══ Dataset excerpts

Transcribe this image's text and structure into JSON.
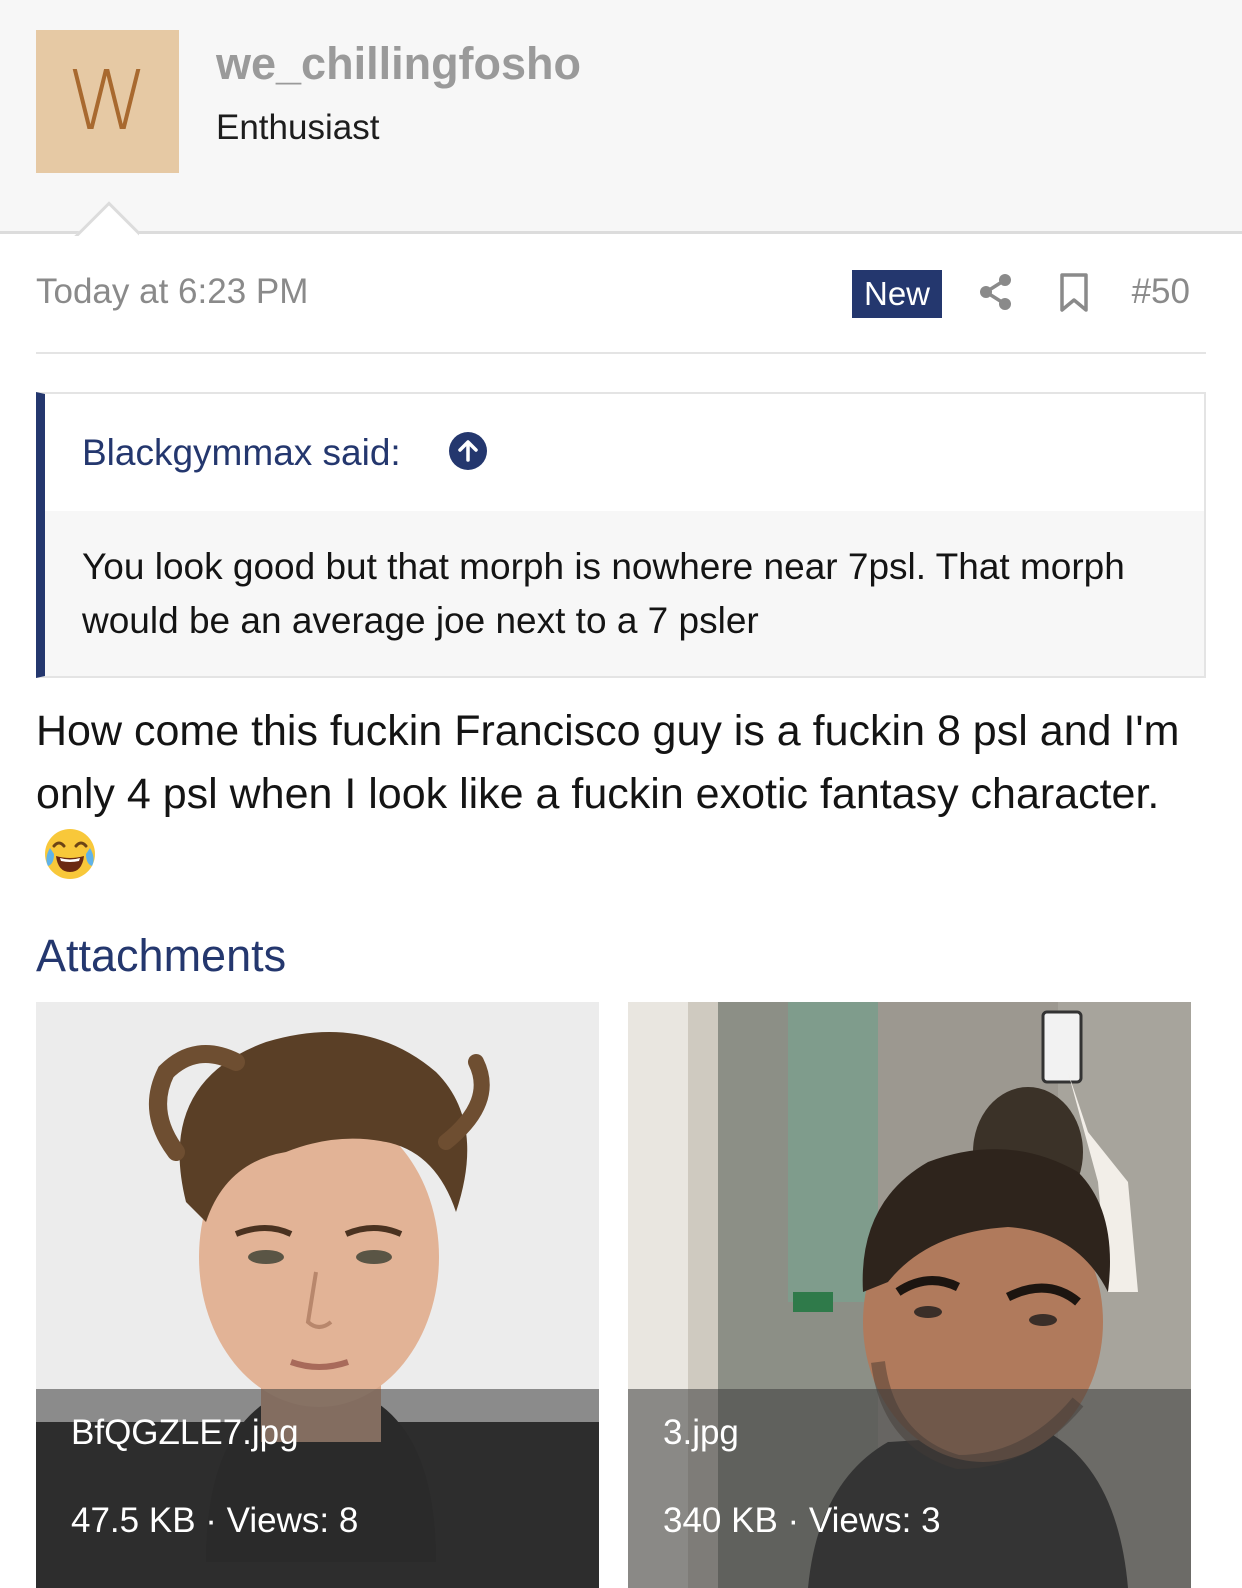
{
  "user": {
    "avatar_letter": "W",
    "username": "we_chillingfosho",
    "title": "Enthusiast",
    "avatar_bg": "#e6c9a4",
    "avatar_fg": "#a8692f"
  },
  "post": {
    "date": "Today at 6:23 PM",
    "badge": "New",
    "number": "#50",
    "share_icon": "share-icon",
    "bookmark_icon": "bookmark-icon",
    "body": "How come this fuckin Francisco guy is a fuckin 8 psl and I'm only 4 psl when I look like a fuckin exotic fantasy character.",
    "emoji": "face-with-tears-of-joy"
  },
  "quote": {
    "author_label": "Blackgymmax said:",
    "jump_icon": "arrow-up-circle-icon",
    "text": "You look good but that morph is nowhere near 7psl. That morph would be an average joe next to a 7 psler"
  },
  "attachments": {
    "heading": "Attachments",
    "items": [
      {
        "filename": "BfQGZLE7.jpg",
        "meta": "47.5 KB · Views: 8"
      },
      {
        "filename": "3.jpg",
        "meta": "340 KB · Views: 3"
      }
    ]
  },
  "colors": {
    "accent": "#24376e",
    "muted_text": "#8a8a8a",
    "header_bg": "#f7f7f7"
  }
}
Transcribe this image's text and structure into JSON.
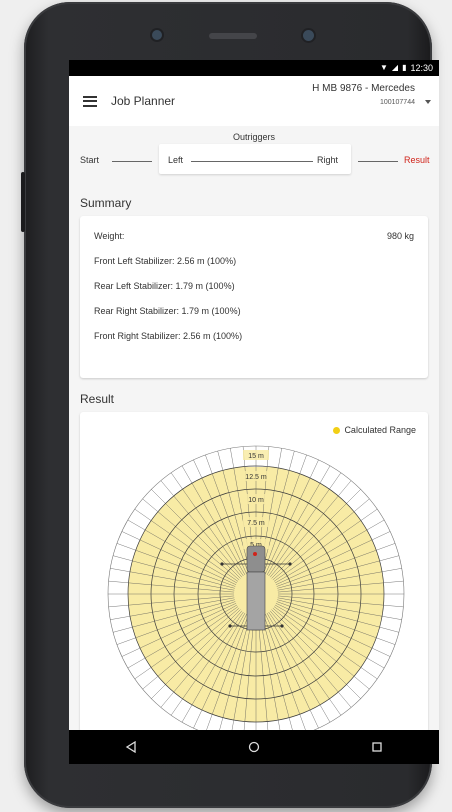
{
  "status_bar": {
    "time": "12:30"
  },
  "app_bar": {
    "title": "Job Planner",
    "vehicle_name": "H MB 9876 - Mercedes",
    "vehicle_id": "100107744"
  },
  "stepper": {
    "current_label": "Outriggers",
    "steps": {
      "start": "Start",
      "left": "Left",
      "right": "Right",
      "result": "Result"
    }
  },
  "summary": {
    "title": "Summary",
    "rows": [
      {
        "label": "Weight:",
        "value": "980 kg"
      },
      {
        "label": "Front Left Stabilizer: 2.56 m (100%)",
        "value": ""
      },
      {
        "label": "Rear Left Stabilizer: 1.79 m (100%)",
        "value": ""
      },
      {
        "label": "Rear Right Stabilizer: 1.79 m (100%)",
        "value": ""
      },
      {
        "label": "Front Right Stabilizer: 2.56 m (100%)",
        "value": ""
      }
    ]
  },
  "result": {
    "title": "Result",
    "legend": "Calculated Range",
    "colors": {
      "range_fill": "#f8eba5",
      "legend_dot": "#f2cf15",
      "grid": "#3a3a3a"
    },
    "rings": [
      "15 m",
      "12.5 m",
      "10 m",
      "7.5 m",
      "5 m"
    ]
  },
  "colors": {
    "accent_result": "#d0241b"
  },
  "nav": {
    "back": "back-icon",
    "home": "home-icon",
    "recents": "recents-icon"
  }
}
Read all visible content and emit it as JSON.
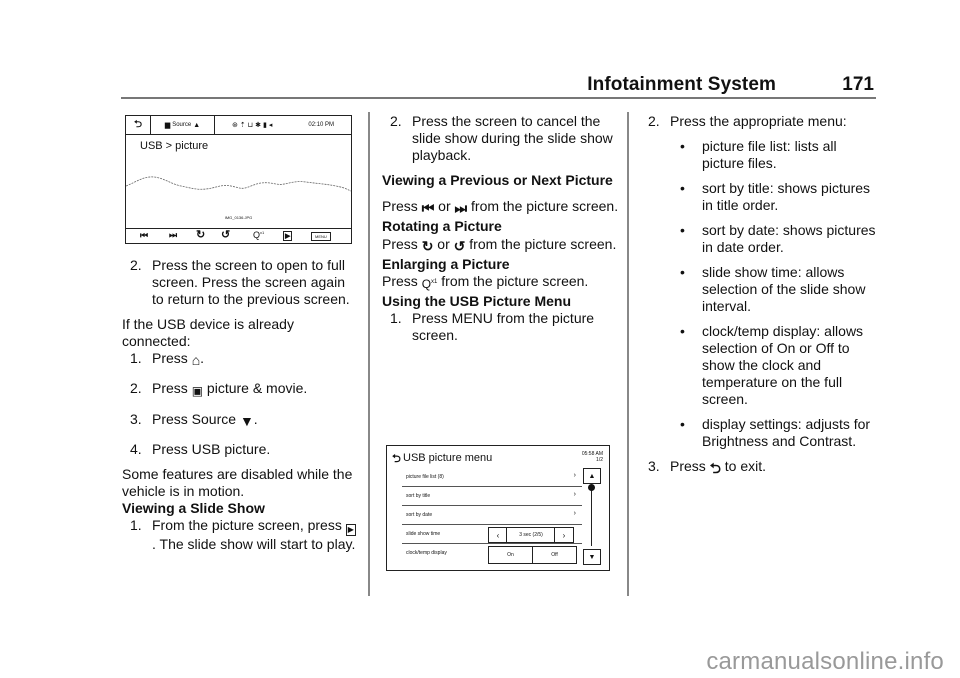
{
  "header": {
    "section_title": "Infotainment System",
    "page_number": "171"
  },
  "figure1": {
    "back_icon": "back-arrow-icon",
    "source_label": "Source",
    "status_icons": [
      "nav-icon",
      "signal-icon",
      "usb-icon",
      "bluetooth-icon",
      "battery-icon",
      "volume-icon"
    ],
    "time": "02:10 PM",
    "title": "USB > picture",
    "filename": "IMG_0136.JPG",
    "controls": [
      {
        "name": "previous-icon",
        "glyph": "⏮"
      },
      {
        "name": "next-icon",
        "glyph": "⏭"
      },
      {
        "name": "rotate-left-icon",
        "glyph": "↻"
      },
      {
        "name": "rotate-right-icon",
        "glyph": "↺"
      },
      {
        "name": "zoom-icon",
        "glyph": "Q"
      },
      {
        "name": "slideshow-icon",
        "glyph": "▶"
      }
    ],
    "zoom_suffix": "x1",
    "menu_label": "MENU"
  },
  "col1": {
    "step2": {
      "num": "2.",
      "text": "Press the screen to open to full screen. Press the screen again to return to the previous screen."
    },
    "connected_intro": "If the USB device is already connected:",
    "steps": [
      {
        "num": "1.",
        "pre": "Press",
        "icon": "home-icon",
        "post": "."
      },
      {
        "num": "2.",
        "pre": "Press",
        "icon": "picture-movie-icon",
        "post": " picture & movie."
      },
      {
        "num": "3.",
        "pre": "Press Source",
        "icon": "down-triangle-icon",
        "post": "."
      },
      {
        "num": "4.",
        "pre": "Press USB picture.",
        "icon": "",
        "post": ""
      }
    ],
    "disabled_note": "Some features are disabled while the vehicle is in motion.",
    "slideshow_heading": "Viewing a Slide Show",
    "slideshow_step1": {
      "num": "1.",
      "pre": "From the picture screen, press",
      "icon": "slideshow-icon",
      "post": ". The slide show will start to play."
    }
  },
  "col2": {
    "step2": {
      "num": "2.",
      "text": "Press the screen to cancel the slide show during the slide show playback."
    },
    "prev_next_heading": "Viewing a Previous or Next Picture",
    "prev_next_text": {
      "pre": "Press",
      "mid": " or ",
      "post": " from the picture screen."
    },
    "rotate_heading": "Rotating a Picture",
    "rotate_text": {
      "pre": "Press",
      "mid": " or ",
      "post": " from the picture screen."
    },
    "enlarge_heading": "Enlarging a Picture",
    "enlarge_text": {
      "pre": "Press",
      "post": " from the picture screen."
    },
    "menu_heading": "Using the USB Picture Menu",
    "menu_step1": {
      "num": "1.",
      "text": "Press MENU from the picture screen."
    }
  },
  "figure2": {
    "title": "USB picture menu",
    "time": "05:58 AM",
    "page": "1/2",
    "rows": [
      {
        "label": "picture file list (8)",
        "has_chevron": true
      },
      {
        "label": "sort by title",
        "has_chevron": true
      },
      {
        "label": "sort by date",
        "has_chevron": true
      },
      {
        "label": "slide show time",
        "has_chevron": false
      },
      {
        "label": "clock/temp display",
        "has_chevron": false
      }
    ],
    "slide_time_value": "3 sec (2/5)",
    "on_label": "On",
    "off_label": "Off",
    "scroll_position": 0.0
  },
  "col3": {
    "step2": {
      "num": "2.",
      "text": "Press the appropriate menu:"
    },
    "bullets": [
      "picture file list: lists all picture files.",
      "sort by title: shows pictures in title order.",
      "sort by date: shows pictures in date order.",
      "slide show time: allows selection of the slide show interval.",
      "clock/temp display: allows selection of On or Off to show the clock and temperature on the full screen.",
      "display settings: adjusts for Brightness and Contrast."
    ],
    "step3": {
      "num": "3.",
      "pre": "Press",
      "post": " to exit."
    }
  },
  "watermark": "carmanualsonline.info"
}
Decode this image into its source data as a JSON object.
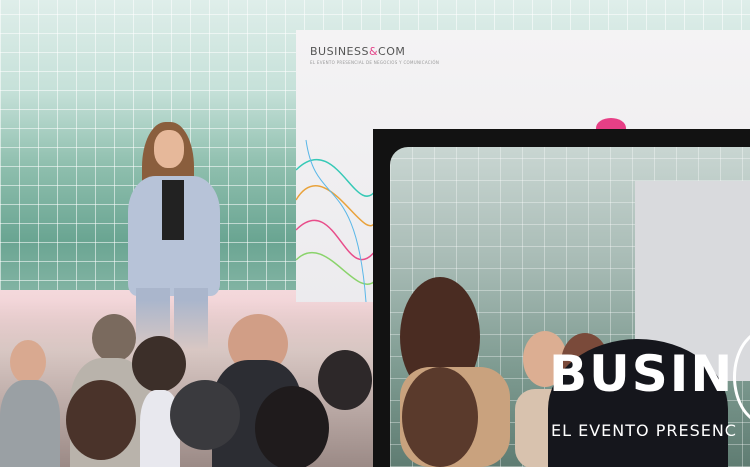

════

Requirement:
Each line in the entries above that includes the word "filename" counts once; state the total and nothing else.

Solution for this task:
3